If you walk along most roads in Suffield you can’t help but see a nip bottle here, there and pretty much everywhere. Those discarded nips were the catalyst for the development of the Suffield Environmental and Sustainability Task Force.
In October of 2021, the state of Connecticut added a “Nickels for Nips” initiative as part of the State’s Bottle Bill. The program places a five-cent surcharge on every 50 ML container of alcohol sold. The goal of this program was to encourage the proper collection of nip bottles to help towns combat littering. Wholesalers must remit this surcharge for each nip sold back to the town it was sold in during the six-month period. The wholesaler must also file a report with the revenue services and consumer protection departments on the number of nips sold in each municipality during that period.
The first year of the program generated $4.2 million in additional revenue for cities and towns to spend on environmental and litter-removal efforts Some direction was provided to each municipality on how to use the funds but ultimately towns were given discretion as long as it fell within the parameters of “environmental measures to reduce the generation of solid waste.” Between October of 2021 and September of 2022, Suffield received $13,874.09 in surcharges.
With funds to utilize, the Suffield Environmental and Sustainability Task Force was formed in February of this year. The group of appointed volunteers’ mission is to work with town leadership to consider where community activities can promote, or benefit from, environmentally conscious practices, help educate the community on ways in which environmentally sustainable behaviors can be adopted at home and advise on the use of state funds allocated to Suffield for the purpose of reducing solid waste and make budgetary recommendations to the First Selectman for future environmental and sustainability projects.
The first task of the group was to align with Beth and Mel Chafetz’s Community Clean Up Day held on April 29, 2023. The task force helped with planning and organizing and provided funds for signs, trash bags, t-shirts, and a pizza party. The successful event resulted in almost 2,500 pounds of trash removed from roads across Suffield in just four hours.
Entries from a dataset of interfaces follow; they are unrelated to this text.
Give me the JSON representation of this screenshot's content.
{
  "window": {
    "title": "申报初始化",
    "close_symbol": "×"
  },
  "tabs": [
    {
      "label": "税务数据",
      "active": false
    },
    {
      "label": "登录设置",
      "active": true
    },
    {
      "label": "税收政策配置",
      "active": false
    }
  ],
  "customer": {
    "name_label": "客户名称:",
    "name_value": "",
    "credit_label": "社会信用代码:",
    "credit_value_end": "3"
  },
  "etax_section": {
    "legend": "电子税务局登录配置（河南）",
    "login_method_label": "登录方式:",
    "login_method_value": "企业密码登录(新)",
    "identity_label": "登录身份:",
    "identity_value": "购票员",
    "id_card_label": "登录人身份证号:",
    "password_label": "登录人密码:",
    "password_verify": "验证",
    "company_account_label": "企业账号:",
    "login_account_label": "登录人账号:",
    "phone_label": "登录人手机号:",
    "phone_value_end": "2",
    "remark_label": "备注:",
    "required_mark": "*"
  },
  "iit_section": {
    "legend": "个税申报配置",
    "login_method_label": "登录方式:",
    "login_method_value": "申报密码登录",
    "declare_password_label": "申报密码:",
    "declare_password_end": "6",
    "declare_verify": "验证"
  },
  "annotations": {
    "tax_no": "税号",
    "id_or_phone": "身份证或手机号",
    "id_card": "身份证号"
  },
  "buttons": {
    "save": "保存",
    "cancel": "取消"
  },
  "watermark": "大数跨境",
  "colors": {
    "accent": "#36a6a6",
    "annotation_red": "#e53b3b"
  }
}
Next, the group released a survey to town residents to get a measure of interest in composting in various forms. A town wide composting service was ruled out at this time. Instead, the Task Force will focus on education, with an evening discussion devoted to composting, and the possibility of an initiative to subsidize personal compost bins. No date is set at this time, but more information will be posted on the town website as it becomes available.